[WHAT NEEDS TO BE DONE] Using the data below, return every line that holds the word "false".

[RECORDS PROVIDED]
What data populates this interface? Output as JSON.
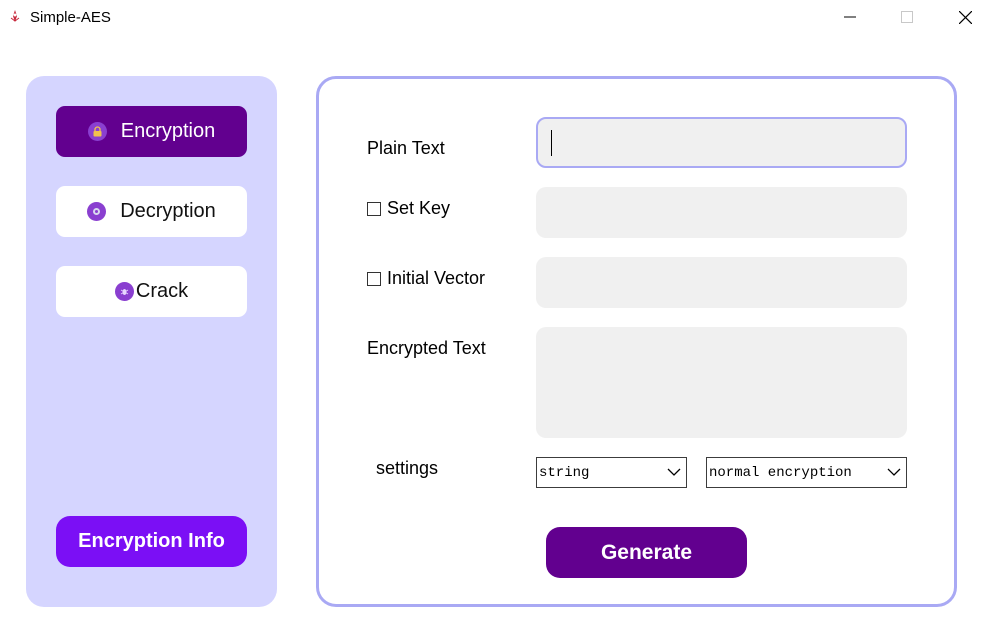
{
  "window": {
    "title": "Simple-AES"
  },
  "sidebar": {
    "items": [
      {
        "label": "Encryption",
        "icon": "lock-icon",
        "active": true
      },
      {
        "label": "Decryption",
        "icon": "unlock-icon",
        "active": false
      },
      {
        "label": "Crack",
        "icon": "bug-icon",
        "active": false
      }
    ],
    "info_button": "Encryption Info"
  },
  "form": {
    "plain_text_label": "Plain Text",
    "plain_text_value": "",
    "set_key_label": "Set Key",
    "set_key_checked": false,
    "key_value": "",
    "iv_label": "Initial Vector",
    "iv_checked": false,
    "iv_value": "",
    "encrypted_label": "Encrypted Text",
    "encrypted_value": "",
    "settings_label": "settings",
    "format_select": "string",
    "mode_select": "normal encryption",
    "generate_button": "Generate"
  },
  "colors": {
    "sidebar_bg": "#d5d5ff",
    "active_nav": "#62008f",
    "info_button": "#7b0ff5",
    "panel_border": "#a9a9f4",
    "field_bg": "#f0f0f0"
  }
}
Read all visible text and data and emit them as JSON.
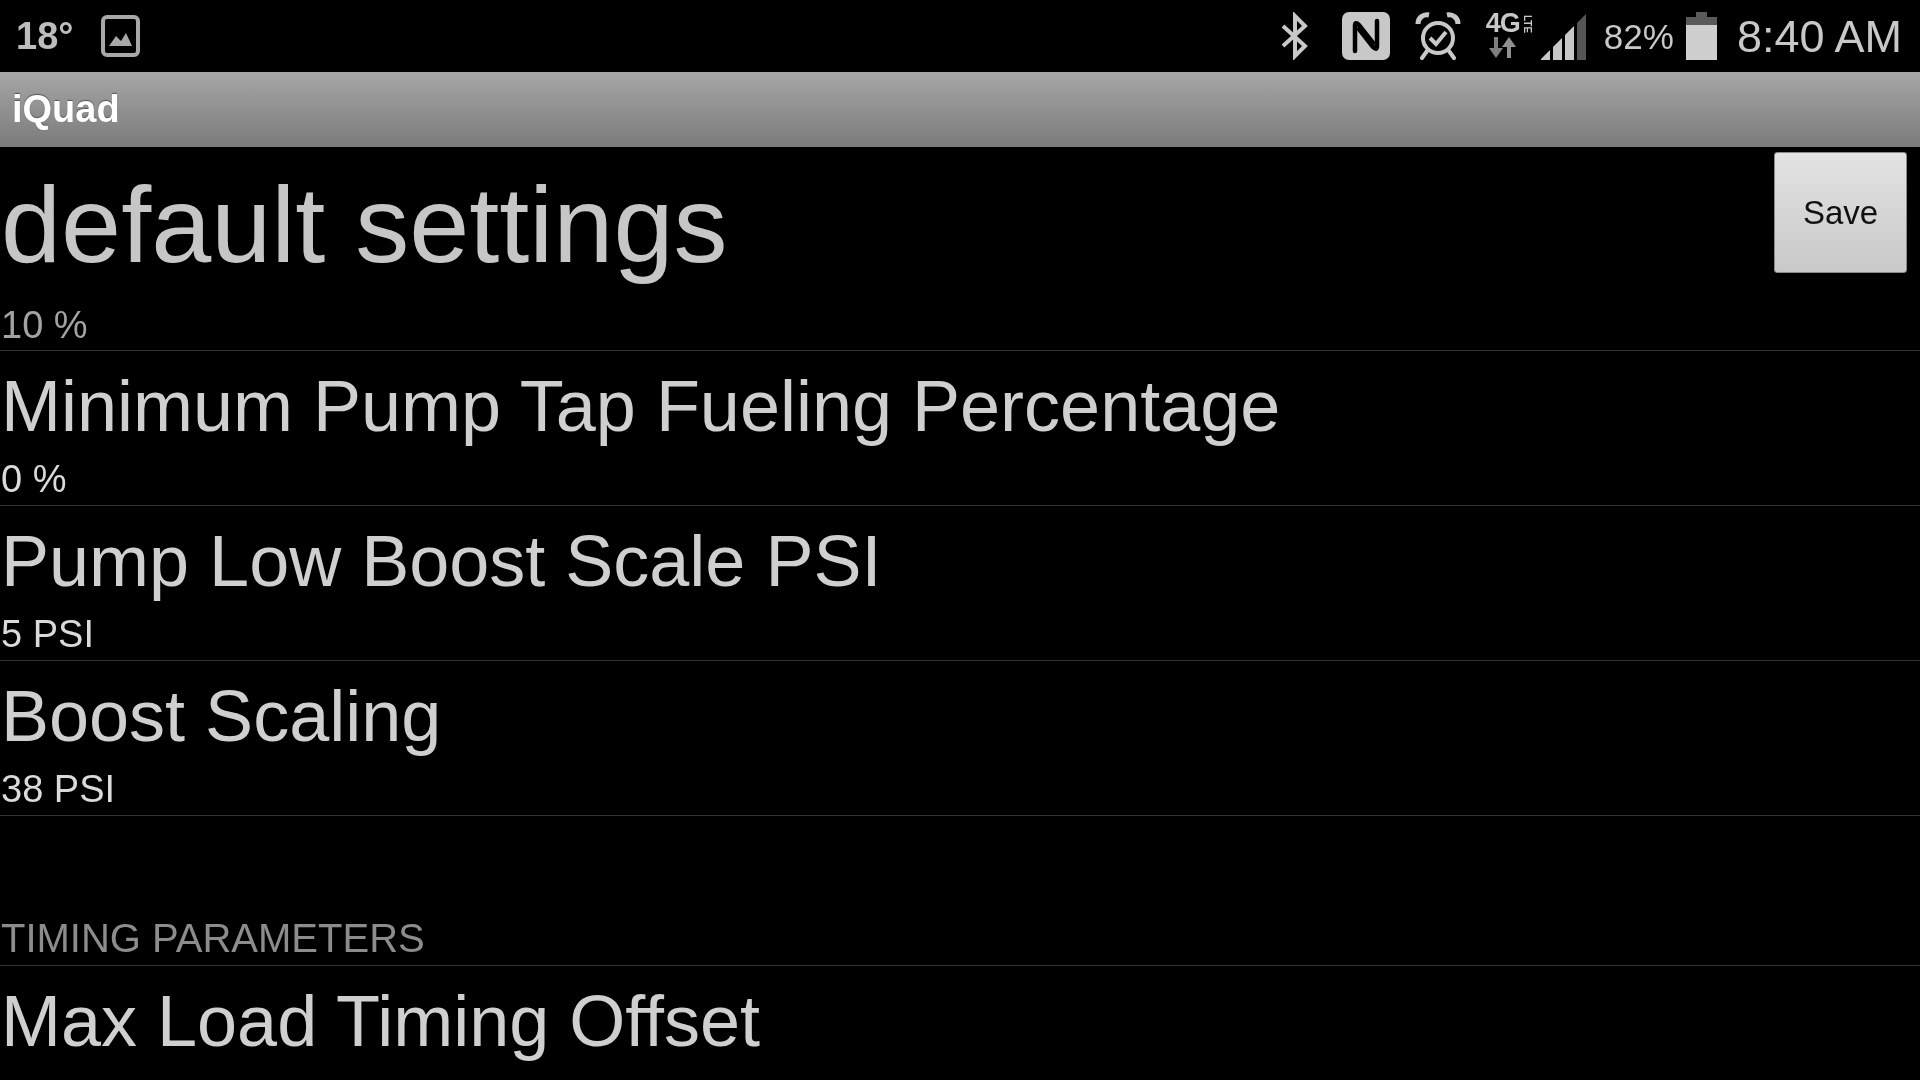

[RESULT FOR THIS TASK]
        "active": false
        "active": false
    "set_key_checked": false,
    "iv_checked": false,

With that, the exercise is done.